An estimated 72,315 American health care providers and suppliers — from hospitals and nursing homes to dialysis facilities and care homes for those with intellectual disabilities — will have a little over a year to meet federal disaster preparedness requirements completed this week by the Centers for Medicare and Medicaid Services.
The new rule is aimed at preventing the severe breakdown in patient care that followed disasters including Hurricane Katrina and Hurricane Sandy, while also strengthening the ability to provide services during other types of emergencies, such as pandemics and terrorist attacks. The rule is unusual in that it has provisions for 17 different provider types, among them those that patients rely on to live at home, like outpatient surgery sites, physical therapy offices and home health agencies.
The rule “will make it more likely that facilities will be able to stay open and able to care for patients, and if they need to close or stop work temporarily, get back up and able to care for patients quickly,” said Dr. Nicole Lurie, the assistant secretary for preparedness and response at the Department of Health and Human Services. “The need for patient care doesn’t stop because streets are flooded or trees are down. In fact disasters often increase the need for health care services.”

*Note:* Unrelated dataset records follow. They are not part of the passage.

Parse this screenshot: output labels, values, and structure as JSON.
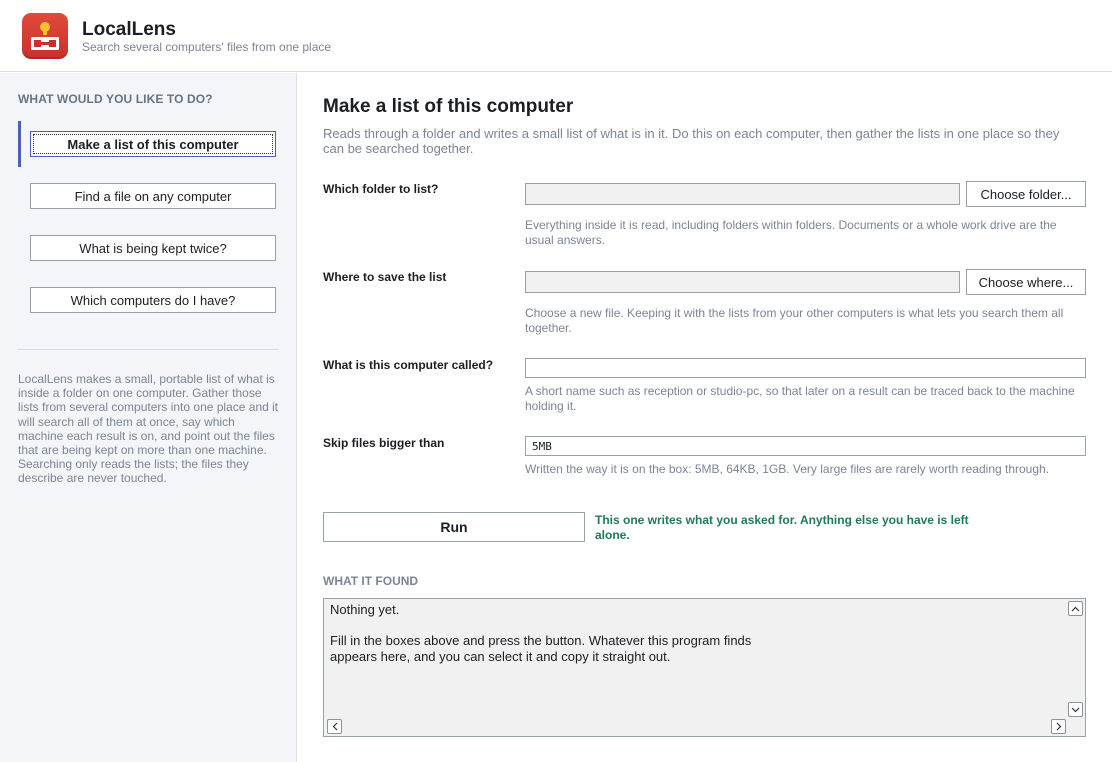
{
  "app": {
    "title": "LocalLens",
    "subtitle": "Search several computers' files from one place",
    "icon": "app-logo-icon",
    "brand_color": "#d83a2f"
  },
  "sidebar": {
    "heading": "WHAT WOULD YOU LIKE TO DO?",
    "items": [
      {
        "label": "Make a list of this computer",
        "active": true
      },
      {
        "label": "Find a file on any computer",
        "active": false
      },
      {
        "label": "What is being kept twice?",
        "active": false
      },
      {
        "label": "Which computers do I have?",
        "active": false
      }
    ],
    "about": "LocalLens makes a small, portable list of what is inside a folder on one computer. Gather those lists from several computers into one place and it will search all of them at once, say which machine each result is on, and point out the files that are being kept on more than one machine. Searching only reads the lists; the files they describe are never touched.",
    "accent_color": "#4a5fc1"
  },
  "main": {
    "title": "Make a list of this computer",
    "description": "Reads through a folder and writes a small list of what is in it. Do this on each computer, then gather the lists in one place so they can be searched together.",
    "fields": {
      "folder": {
        "label": "Which folder to list?",
        "value": "",
        "button": "Choose folder...",
        "help": "Everything inside it is read, including folders within folders. Documents or a whole work drive are the usual answers."
      },
      "save": {
        "label": "Where to save the list",
        "value": "",
        "button": "Choose where...",
        "help": "Choose a new file. Keeping it with the lists from your other computers is what lets you search them all together."
      },
      "name": {
        "label": "What is this computer called?",
        "value": "",
        "help": "A short name such as reception or studio-pc, so that later on a result can be traced back to the machine holding it."
      },
      "skip": {
        "label": "Skip files bigger than",
        "value": "5MB",
        "help": "Written the way it is on the box: 5MB, 64KB, 1GB. Very large files are rarely worth reading through."
      }
    },
    "run_button": "Run",
    "run_note": "This one writes what you asked for. Anything else you have is left alone.",
    "run_note_color": "#1f7a5a",
    "found_heading": "WHAT IT FOUND",
    "output": "Nothing yet.\n\nFill in the boxes above and press the button. Whatever this program finds\nappears here, and you can select it and copy it straight out."
  }
}
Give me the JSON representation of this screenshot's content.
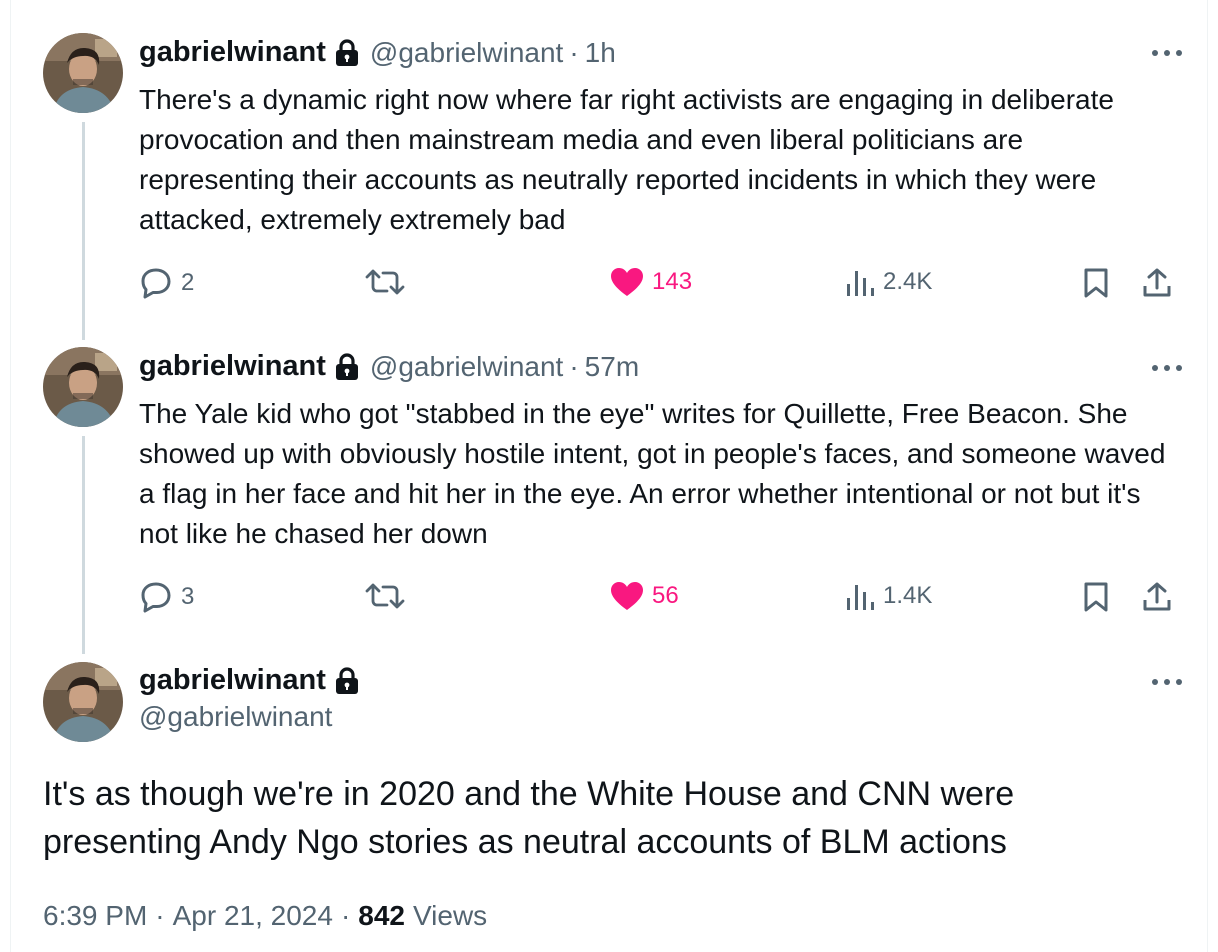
{
  "tweets": [
    {
      "display_name": "gabrielwinant",
      "handle": "@gabrielwinant",
      "separator": "·",
      "time": "1h",
      "text": "There's a dynamic right now where far right activists are engaging in deliberate provocation and then mainstream media and even liberal politicians are representing their accounts as neutrally reported incidents in which they were attacked, extremely extremely bad",
      "replies": "2",
      "retweets": "",
      "likes": "143",
      "views": "2.4K"
    },
    {
      "display_name": "gabrielwinant",
      "handle": "@gabrielwinant",
      "separator": "·",
      "time": "57m",
      "text": "The Yale kid who got \"stabbed in the eye\" writes for Quillette, Free Beacon. She showed up with obviously hostile intent, got in people's faces, and someone waved a flag in her face and hit her in the eye. An error whether intentional or not but it's not like he chased her down",
      "replies": "3",
      "retweets": "",
      "likes": "56",
      "views": "1.4K"
    }
  ],
  "main_tweet": {
    "display_name": "gabrielwinant",
    "handle": "@gabrielwinant",
    "text": "It's as though we're in 2020 and the White House and CNN were presenting Andy Ngo stories as neutral accounts of BLM actions",
    "time": "6:39 PM",
    "date": "Apr 21, 2024",
    "separator": "·",
    "views_count": "842",
    "views_label": "Views"
  },
  "icons": {
    "protected": "lock-icon",
    "more": "more-icon",
    "reply": "reply-icon",
    "retweet": "retweet-icon",
    "like": "heart-filled-icon",
    "views": "views-chart-icon",
    "bookmark": "bookmark-icon",
    "share": "share-icon"
  },
  "colors": {
    "text": "#0f1419",
    "secondary": "#536471",
    "like": "#f91880",
    "thread_line": "#cfd9de"
  }
}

While the vast majority of organizations have had to adhere to at least some emergency preparedness requirements for accreditation, others were not subject to any, including hundreds of residential psychiatric facilities, nearly 200 community mental health centers, dozens of organ procurement organizations and nearly 4,000 outpatient hospices, which treat patients with limited life expectancies.